The timing belt change on the Honda is done (along with all the other stuff I decided to do while I was at it.) This is the first modern car I've done a job this extensive on -- modern, that is, in that it's not a chassis designed in the 1970s. Some of the changes are interesting. For example, there seem to be very few flat gaskets; the water pump gasket and even the valve cover gasket are O-ring type seals that fit into machined grooves. There are also some interesting design touches that are obviously meant to facilitate automated assembly -- for example, some of the engine mount studs taper to points, so they can act as locator pins when the engine is lifted into place from below. Likewise, the water pump has sleeves around two of the bolt holes to make it self-centering when it's pushed into place

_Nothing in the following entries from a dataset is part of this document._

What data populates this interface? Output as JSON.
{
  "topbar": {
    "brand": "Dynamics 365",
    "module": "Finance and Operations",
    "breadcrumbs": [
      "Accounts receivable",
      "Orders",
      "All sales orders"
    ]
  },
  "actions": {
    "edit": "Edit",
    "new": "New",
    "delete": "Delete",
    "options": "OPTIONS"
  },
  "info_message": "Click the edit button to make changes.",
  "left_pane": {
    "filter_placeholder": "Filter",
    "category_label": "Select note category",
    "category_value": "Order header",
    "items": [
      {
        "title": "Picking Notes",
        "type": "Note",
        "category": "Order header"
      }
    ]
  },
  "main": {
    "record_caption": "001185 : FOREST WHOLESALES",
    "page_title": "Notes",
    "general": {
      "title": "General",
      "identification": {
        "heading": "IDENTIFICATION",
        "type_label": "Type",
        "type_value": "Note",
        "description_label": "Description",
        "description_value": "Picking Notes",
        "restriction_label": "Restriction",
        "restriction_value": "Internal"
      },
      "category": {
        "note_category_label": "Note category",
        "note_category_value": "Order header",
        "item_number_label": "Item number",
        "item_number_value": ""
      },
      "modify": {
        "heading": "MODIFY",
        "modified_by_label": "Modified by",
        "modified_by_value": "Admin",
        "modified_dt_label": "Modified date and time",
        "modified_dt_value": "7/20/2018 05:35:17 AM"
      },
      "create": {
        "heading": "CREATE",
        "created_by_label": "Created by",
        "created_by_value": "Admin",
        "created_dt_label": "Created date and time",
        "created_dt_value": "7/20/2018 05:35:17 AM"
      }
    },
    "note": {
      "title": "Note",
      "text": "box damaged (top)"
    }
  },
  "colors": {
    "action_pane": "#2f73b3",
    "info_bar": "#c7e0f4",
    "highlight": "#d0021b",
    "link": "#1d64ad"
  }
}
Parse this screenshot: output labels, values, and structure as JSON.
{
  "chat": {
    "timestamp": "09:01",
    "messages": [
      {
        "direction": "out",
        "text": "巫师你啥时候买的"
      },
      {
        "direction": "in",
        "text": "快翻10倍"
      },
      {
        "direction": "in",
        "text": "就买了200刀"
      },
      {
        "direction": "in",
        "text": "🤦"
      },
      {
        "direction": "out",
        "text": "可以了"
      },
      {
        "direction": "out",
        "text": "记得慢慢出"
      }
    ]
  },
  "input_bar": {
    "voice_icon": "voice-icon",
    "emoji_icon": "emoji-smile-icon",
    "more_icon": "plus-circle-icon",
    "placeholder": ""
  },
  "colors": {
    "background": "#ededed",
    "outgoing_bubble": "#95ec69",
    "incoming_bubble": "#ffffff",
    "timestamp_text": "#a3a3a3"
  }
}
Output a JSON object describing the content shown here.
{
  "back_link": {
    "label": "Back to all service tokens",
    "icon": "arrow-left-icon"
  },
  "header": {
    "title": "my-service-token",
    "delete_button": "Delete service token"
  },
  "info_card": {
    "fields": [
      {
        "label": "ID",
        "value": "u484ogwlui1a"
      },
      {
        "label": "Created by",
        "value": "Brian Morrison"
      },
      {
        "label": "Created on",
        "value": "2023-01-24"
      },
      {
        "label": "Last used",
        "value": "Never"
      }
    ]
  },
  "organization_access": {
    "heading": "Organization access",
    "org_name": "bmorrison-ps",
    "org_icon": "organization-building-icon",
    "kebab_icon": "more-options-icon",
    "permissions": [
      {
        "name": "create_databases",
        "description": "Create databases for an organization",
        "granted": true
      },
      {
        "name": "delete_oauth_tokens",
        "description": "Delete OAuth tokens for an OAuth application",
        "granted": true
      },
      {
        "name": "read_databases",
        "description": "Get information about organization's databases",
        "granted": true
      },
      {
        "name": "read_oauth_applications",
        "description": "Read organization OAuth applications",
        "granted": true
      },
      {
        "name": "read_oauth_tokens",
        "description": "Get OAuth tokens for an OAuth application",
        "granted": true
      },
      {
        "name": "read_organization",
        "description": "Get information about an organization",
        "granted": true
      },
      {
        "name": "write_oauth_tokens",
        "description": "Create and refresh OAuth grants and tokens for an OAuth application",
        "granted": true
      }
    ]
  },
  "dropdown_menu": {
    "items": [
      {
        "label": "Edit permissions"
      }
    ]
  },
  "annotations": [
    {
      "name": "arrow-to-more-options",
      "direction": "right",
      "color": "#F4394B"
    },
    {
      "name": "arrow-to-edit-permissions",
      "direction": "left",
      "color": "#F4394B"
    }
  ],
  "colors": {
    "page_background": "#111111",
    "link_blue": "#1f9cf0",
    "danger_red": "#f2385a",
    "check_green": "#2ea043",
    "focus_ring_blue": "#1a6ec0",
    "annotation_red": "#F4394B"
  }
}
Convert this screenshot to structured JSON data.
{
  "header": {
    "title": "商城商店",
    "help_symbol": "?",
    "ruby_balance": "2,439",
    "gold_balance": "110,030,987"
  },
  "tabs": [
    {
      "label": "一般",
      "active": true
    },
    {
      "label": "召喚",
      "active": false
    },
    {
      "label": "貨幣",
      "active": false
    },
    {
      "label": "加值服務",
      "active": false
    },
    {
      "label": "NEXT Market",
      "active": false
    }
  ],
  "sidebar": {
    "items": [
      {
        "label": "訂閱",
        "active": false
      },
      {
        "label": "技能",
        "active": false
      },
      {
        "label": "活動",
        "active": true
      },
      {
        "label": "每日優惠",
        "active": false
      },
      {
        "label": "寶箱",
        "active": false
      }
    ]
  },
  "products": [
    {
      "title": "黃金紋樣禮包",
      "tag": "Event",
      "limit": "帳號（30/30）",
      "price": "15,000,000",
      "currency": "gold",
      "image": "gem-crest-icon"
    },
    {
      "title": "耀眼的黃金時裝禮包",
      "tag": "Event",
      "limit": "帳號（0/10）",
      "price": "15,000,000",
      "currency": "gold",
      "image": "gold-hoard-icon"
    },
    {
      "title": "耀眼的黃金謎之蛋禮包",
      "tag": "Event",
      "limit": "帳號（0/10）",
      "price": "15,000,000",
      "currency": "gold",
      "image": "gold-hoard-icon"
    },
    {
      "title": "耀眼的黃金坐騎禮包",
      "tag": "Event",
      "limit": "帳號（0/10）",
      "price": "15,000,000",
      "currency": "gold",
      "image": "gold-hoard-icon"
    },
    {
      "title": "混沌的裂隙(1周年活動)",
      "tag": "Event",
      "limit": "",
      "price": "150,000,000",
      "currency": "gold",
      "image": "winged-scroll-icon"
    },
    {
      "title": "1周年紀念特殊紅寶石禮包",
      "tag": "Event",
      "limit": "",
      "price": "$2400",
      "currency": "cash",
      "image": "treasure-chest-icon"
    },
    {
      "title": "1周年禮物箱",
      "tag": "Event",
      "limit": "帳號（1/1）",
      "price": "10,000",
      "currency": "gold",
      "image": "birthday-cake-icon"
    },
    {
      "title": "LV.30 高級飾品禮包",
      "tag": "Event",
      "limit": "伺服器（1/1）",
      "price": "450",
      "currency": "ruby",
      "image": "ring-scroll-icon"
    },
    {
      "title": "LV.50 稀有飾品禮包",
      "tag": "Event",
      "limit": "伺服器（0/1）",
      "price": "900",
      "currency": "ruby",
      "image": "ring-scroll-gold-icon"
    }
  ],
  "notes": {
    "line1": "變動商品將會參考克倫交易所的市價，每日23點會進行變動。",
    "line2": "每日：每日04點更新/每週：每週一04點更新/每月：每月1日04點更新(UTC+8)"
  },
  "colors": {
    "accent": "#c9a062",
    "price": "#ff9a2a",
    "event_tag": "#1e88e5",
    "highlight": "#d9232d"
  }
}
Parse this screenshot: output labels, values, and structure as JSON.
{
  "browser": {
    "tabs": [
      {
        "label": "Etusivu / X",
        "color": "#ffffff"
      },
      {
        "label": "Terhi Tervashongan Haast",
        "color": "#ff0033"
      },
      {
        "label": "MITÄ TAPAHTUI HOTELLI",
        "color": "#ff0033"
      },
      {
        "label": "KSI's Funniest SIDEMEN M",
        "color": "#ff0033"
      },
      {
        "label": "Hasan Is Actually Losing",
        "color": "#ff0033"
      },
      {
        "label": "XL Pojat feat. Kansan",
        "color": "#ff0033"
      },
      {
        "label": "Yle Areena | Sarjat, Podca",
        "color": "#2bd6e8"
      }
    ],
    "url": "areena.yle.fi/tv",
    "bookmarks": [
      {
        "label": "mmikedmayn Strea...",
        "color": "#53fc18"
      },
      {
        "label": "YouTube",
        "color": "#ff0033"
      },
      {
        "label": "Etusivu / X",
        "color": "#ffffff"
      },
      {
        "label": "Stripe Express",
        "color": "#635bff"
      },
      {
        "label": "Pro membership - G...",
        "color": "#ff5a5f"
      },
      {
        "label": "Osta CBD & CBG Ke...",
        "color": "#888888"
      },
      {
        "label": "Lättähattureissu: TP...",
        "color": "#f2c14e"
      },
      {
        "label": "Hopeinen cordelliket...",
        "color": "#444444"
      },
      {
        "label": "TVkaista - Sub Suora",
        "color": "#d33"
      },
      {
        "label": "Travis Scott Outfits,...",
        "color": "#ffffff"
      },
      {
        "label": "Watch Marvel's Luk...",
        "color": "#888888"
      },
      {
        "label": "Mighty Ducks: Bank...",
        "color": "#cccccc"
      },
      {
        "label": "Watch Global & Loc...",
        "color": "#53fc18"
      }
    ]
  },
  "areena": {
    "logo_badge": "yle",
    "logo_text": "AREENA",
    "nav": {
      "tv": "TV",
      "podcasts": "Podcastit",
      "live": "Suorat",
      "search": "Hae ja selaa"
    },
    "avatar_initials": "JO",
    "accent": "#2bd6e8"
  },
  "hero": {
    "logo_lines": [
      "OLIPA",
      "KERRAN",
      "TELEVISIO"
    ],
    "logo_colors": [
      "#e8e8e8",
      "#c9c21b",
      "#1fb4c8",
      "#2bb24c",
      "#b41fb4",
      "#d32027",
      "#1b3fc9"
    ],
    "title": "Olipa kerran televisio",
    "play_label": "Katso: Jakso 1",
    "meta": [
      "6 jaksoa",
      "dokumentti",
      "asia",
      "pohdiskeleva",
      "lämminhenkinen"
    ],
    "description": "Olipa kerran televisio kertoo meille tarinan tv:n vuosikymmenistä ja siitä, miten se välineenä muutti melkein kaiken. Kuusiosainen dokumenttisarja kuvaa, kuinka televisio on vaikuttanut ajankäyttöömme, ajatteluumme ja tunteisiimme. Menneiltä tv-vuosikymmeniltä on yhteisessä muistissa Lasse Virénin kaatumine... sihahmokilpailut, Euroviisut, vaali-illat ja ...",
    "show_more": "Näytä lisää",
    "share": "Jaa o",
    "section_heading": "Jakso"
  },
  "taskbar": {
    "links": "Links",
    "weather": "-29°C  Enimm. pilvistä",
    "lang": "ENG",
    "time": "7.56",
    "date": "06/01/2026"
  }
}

I actually don't have a lot of major complaints about this job, except that some of the timing cover bolts are very tricky to access. (Perhaps it would be easier if I had smaller hands.) Also, the alternator belt is a pain to adjust. They gave me nice little jack-screws for adjusting the tension on the power steering and A/C belts; why couldn't they give me one for the alternator, too, instead of making me use a pry bar?